Intention is also important to consider. One of the most important lessons I have learned on the psychedelic path is that intention is usually the most important factor in outcome. Another of those lessons is that the world needs more love and less greed.
If by definition commercial activity as we know it in our capitalist society is motivated by greed, then there are some basic questions to be explored. Can an organization whose ruling principle is acquisition and greed effectively undertake psychedelic projects whose desired goal is manifesting more love in the world? Can a company whose main motivation is to sell as many units, in the shortest period of time, with the least expense, and highest profit margin, really be entrusted to teach the world about psychedelics? Can we create the kind of changes we want to see from psychedelics - growing the power of love over the love of power - in a commercial framework?
I don't have the answer for these questions, but I think it's important for us to ask them and explore possible answers.
We have all been born out of a culture of death and dysfunction and greed and fear. We are necessarily creatures of that culture. We carry it within ourselves, and it will not be easy for us to work through these questions, and be the change that we want to see. It will require all of us helping each other in a way that is perceptive and fearless, and also gentle and loving enough so that we really build this thing together.
There is not going to be any room for bullying each other in this realm. We need to come to this common place together of our own volition and with free and open hearts. And I think the North Star Ethics Pledge
gives us a framework to be able to do that.

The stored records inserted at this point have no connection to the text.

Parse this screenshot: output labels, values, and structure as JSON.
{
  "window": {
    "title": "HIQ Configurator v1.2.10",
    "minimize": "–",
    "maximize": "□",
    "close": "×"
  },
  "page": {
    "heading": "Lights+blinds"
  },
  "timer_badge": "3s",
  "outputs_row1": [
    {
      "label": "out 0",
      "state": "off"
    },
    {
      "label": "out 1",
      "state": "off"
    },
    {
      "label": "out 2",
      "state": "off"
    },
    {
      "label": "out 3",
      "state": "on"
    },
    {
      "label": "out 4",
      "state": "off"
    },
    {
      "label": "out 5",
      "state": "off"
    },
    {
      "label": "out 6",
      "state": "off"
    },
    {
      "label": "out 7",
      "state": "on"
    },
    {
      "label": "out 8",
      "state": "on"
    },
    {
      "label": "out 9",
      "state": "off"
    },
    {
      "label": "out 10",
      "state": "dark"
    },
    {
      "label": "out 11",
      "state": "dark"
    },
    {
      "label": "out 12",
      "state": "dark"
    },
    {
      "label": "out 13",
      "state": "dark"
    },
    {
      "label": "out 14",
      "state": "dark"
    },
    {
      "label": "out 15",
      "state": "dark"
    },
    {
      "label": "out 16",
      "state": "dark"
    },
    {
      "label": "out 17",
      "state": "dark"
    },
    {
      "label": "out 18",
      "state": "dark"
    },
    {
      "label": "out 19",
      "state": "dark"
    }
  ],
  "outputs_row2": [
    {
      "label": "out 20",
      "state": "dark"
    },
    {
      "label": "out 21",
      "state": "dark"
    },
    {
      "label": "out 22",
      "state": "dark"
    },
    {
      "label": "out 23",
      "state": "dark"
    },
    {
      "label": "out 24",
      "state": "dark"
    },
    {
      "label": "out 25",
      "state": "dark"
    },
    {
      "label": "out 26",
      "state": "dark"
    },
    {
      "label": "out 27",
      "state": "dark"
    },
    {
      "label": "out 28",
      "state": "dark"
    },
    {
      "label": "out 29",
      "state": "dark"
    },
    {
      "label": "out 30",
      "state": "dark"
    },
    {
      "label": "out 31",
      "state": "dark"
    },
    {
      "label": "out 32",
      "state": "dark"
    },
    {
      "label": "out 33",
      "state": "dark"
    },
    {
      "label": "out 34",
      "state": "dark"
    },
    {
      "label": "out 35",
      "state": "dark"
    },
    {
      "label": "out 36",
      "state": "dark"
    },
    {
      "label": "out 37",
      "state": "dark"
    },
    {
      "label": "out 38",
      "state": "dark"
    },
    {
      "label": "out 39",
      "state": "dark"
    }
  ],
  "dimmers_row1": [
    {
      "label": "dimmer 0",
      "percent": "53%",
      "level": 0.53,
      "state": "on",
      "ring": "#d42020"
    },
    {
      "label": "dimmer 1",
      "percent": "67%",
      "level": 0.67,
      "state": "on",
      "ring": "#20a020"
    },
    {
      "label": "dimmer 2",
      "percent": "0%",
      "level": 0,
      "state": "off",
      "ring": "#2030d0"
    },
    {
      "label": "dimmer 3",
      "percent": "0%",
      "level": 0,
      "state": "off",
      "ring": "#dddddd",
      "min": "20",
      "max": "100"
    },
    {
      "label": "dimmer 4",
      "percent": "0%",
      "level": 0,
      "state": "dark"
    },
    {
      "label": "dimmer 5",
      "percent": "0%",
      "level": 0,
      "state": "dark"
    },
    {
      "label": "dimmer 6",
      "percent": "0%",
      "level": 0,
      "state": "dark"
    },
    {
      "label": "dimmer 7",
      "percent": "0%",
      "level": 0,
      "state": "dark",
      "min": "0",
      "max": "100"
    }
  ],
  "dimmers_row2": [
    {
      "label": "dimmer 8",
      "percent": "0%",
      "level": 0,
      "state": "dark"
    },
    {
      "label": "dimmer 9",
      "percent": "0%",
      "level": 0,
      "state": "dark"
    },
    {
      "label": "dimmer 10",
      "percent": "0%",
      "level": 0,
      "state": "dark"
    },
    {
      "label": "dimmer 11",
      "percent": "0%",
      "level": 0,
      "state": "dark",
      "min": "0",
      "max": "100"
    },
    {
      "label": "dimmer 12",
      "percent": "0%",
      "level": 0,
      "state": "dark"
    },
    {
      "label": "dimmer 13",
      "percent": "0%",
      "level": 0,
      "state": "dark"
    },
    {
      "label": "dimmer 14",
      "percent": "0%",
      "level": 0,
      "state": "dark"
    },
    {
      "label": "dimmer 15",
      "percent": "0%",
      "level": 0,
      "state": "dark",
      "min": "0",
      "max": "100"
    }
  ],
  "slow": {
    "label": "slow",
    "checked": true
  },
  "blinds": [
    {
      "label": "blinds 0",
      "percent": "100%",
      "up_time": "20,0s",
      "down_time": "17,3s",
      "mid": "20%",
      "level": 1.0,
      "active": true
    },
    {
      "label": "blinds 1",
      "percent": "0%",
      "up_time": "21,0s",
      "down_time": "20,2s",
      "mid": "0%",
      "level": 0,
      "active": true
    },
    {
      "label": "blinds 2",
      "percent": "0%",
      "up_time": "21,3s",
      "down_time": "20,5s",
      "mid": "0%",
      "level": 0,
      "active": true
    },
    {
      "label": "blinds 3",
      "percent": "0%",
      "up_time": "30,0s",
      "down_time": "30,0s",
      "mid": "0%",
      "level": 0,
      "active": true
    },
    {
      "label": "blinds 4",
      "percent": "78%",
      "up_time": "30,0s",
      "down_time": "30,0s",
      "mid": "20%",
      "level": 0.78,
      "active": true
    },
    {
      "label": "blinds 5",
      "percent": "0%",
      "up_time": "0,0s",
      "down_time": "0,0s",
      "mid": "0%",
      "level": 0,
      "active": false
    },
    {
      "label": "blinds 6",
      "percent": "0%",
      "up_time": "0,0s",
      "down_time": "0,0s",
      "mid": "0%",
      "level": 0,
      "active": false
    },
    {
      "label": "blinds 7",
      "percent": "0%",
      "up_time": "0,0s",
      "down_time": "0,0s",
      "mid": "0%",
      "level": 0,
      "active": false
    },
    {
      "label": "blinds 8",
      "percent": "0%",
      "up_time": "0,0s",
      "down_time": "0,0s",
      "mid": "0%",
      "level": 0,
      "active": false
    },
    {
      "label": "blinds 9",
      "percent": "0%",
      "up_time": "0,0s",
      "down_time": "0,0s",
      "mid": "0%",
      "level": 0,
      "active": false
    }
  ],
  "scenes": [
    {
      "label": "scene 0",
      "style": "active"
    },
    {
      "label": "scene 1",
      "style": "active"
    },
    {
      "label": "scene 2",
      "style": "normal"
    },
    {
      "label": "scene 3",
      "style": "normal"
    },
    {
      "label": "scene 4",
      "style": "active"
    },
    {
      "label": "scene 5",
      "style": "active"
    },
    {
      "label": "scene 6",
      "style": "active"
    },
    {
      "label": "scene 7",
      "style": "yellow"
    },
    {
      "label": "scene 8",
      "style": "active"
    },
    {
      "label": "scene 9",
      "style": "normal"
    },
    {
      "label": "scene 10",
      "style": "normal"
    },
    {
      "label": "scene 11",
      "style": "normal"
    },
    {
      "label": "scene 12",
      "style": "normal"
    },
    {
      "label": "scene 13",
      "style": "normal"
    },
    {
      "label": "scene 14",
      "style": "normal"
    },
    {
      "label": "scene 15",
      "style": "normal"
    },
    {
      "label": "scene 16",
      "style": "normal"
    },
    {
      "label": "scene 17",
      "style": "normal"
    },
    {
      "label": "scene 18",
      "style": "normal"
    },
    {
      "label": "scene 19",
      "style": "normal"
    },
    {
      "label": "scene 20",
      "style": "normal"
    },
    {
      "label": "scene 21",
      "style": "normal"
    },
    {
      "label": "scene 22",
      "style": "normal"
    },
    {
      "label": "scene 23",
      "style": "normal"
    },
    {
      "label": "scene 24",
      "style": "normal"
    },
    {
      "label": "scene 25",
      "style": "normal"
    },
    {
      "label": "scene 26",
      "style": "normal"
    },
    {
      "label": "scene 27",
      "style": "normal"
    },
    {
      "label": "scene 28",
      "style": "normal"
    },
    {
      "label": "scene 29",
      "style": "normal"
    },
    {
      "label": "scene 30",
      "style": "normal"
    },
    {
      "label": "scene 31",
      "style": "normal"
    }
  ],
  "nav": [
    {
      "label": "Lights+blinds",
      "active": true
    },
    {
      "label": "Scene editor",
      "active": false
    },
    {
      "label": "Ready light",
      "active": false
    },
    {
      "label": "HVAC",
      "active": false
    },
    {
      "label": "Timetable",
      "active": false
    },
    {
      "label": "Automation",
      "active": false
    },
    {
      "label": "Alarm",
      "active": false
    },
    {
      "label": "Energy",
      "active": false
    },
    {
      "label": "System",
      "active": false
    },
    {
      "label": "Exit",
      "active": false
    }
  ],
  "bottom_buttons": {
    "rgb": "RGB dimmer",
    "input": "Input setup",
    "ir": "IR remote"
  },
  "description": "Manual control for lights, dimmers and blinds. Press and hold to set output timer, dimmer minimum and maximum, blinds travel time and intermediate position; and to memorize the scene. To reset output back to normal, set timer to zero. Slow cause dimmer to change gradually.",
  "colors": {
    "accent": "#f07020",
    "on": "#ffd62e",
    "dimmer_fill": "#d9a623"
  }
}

The pledge is not a solution by itself. But I don't think that is the point. It distills some of the most important lessons and wisdom I've learned from my psychedelic experiences, and expresses them in a language which is rich in poetry, and is free and open enough to allow every reader and every thinker who is exposed to it to integrate those principles in their own way. It is not a prescriptive document. It is not a document that says "this is the way you have to do it." It says "this is the way we could think about this together as a community."
The principles aren't easy lessons. They are hard to integrate. What I like most about the Pledge is that it is community focused - we can all publicly commit to these principles and invite each one of us to live up to them. What we're talking about is a process. The pledge is not something written down that is the truth, and that's perfect. It's a process that we're all going to be engaging in. The principles in it are signposts for us to watch along the way, along this journey we are embarking on together.
I'd like to see all the founders of every psychedelic venture, for profit or nonprofit, taking two or three days to consult the medicine together, and in a ritual kind of way work through each of the principles and possible actions of the North Star pledge, asking each time: "how does this point apply to what we're getting ready to do?" I think ventures who took the time to engage in that process would find it profoundly meaningful and extraordinarily valuable.
I believe the North Star Pledge will stand the test of time. I hope that one day I can faithfully live my life in accord with its principles. If I can come close to that I will feel like I've been an incredibly lucky person. If we all try our best, I believe we could make our journey back home shorter rather than longer.
In Love and Light,